We use cookies to ensure that we give you the best experience on our website. If you continue without changing your settings, we’ll assume that you are happy to accept these cookies. To get more information about these cookies and the processing of your personal data, check our Cookies Policy.


Museum Exhibits Local Brett Quarry Findings

Important archaeological findings excavated at Brett Aggregates’ Brightlingsea Quarry, Essex, have been exhibited at the nearby Brightlingsea Museum.

The archaeological study phase is an essential part of the pre works before a quarry becomes operational, sometimes discovering notable historical finds.


Archaeological finds being displayed at Brightlingsea Museum


A Roman harpy statue, found at Brett Aggregates' nearby Brightlingsea quarry site

This was certainly the case several years ago at Brett Aggregates’ Brightlingsea Quarry, where excavation works unearthed an assortment of valuable archaeological findings, including those dating back from Roman and Anglo-Saxon times. One of the most important finds by the Colchester Archaeological Trust was a leaded-bronze ‘harpy’ figurine, believed to be made in southern Italy sometime in the early to mid 1st Century. Archaeologists claim that its design reflects the new styles of material culture carried over to Britain following the Roman conquest.

“The archaeological potential for this land was known before we started considering a development scheme,” says Simon Treacy, Planning Director for the Brett Group.  “The finds we encountered during the extraction phase were particularly interesting, especially those from the Roman era.
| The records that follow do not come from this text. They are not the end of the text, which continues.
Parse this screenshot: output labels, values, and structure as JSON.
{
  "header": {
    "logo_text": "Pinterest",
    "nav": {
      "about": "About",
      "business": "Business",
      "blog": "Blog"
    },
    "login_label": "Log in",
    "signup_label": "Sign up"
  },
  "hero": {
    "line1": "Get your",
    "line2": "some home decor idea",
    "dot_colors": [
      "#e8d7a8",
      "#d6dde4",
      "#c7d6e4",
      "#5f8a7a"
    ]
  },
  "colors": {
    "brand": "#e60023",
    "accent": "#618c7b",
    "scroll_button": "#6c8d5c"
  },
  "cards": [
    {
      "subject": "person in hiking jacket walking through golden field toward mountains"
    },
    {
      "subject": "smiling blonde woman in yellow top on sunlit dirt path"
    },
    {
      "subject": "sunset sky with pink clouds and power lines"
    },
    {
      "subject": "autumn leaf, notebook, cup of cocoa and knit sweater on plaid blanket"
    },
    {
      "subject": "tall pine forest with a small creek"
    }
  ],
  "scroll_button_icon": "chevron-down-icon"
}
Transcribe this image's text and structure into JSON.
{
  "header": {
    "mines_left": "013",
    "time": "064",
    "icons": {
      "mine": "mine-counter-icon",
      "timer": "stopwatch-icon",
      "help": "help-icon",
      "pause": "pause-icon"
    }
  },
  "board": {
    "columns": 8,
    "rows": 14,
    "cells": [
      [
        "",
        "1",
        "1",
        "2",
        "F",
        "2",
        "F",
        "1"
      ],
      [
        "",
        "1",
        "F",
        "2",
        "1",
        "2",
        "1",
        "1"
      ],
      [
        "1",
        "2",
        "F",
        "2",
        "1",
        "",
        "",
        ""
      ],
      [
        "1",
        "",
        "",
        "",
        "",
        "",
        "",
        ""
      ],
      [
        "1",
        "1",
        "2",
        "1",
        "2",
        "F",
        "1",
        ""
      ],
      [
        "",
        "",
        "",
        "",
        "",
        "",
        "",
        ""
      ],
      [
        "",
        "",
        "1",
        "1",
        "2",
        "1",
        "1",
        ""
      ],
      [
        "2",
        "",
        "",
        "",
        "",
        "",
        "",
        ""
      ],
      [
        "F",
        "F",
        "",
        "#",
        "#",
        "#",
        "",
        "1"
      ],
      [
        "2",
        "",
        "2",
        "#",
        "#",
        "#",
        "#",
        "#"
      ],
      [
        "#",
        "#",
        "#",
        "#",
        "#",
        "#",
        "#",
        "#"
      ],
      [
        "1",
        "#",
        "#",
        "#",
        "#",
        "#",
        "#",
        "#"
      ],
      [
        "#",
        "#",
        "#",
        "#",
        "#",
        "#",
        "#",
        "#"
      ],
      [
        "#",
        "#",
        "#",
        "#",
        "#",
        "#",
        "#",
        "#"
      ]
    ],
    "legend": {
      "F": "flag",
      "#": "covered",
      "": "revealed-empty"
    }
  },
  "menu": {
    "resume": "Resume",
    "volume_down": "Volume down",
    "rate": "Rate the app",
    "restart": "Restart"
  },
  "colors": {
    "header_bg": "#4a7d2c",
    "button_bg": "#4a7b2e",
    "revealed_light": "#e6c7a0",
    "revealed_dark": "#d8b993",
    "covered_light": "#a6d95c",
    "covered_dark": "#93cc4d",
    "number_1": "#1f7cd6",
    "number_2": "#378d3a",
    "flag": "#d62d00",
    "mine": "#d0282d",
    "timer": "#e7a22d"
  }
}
These finds are now being housed at the Colchester Museum, however the nearby Brightlingsea Museum was really interested in displaying one in particular – the Roman ‘harpy’. This is a rare find, quite well preserved, and fits in with the area with its rich history from the Roman era.”


Sponsored by Brett Group, and supported by the Colchester Archaeological Trust, Brightlingsea Museum hosted a temporary exhibit, offering an insight into the early settlements and their artefacts. A preview event was joined by renowned archaeologist, Ian Meadows, who was able to offer his expert perspective on the findings. Information boards detailing some of the discoveries were also displayed around the exhibit, providing visitors with historical knowledge of the local area.

Other significant findings included an iron sickle and pyramidal mount, both intact and from the Anglo–Saxon period. The mount is believed to be from a decorative fitting on an early Anglo-Saxon sword, indicating a person of high status. Additional discoveries around the Quarry have helped paint a picture of the different people that once called the land their home. This includes evidence of fourteen Anglo-Saxon huts, along with large amounts of pottery and loom weights – rings made of clay to hold bundles of thread.

Simon added: “We normally organise exhibitions, school visits and publish material as part of the educational programme around local archaeological finds at our quarry sites and, in collaborating with Brightlingsea Museum, we were really pleased to have these finds being displayed at this open day. The event was very well attended by different members of the community, many of whom were eager to see the Roman harpy in person!”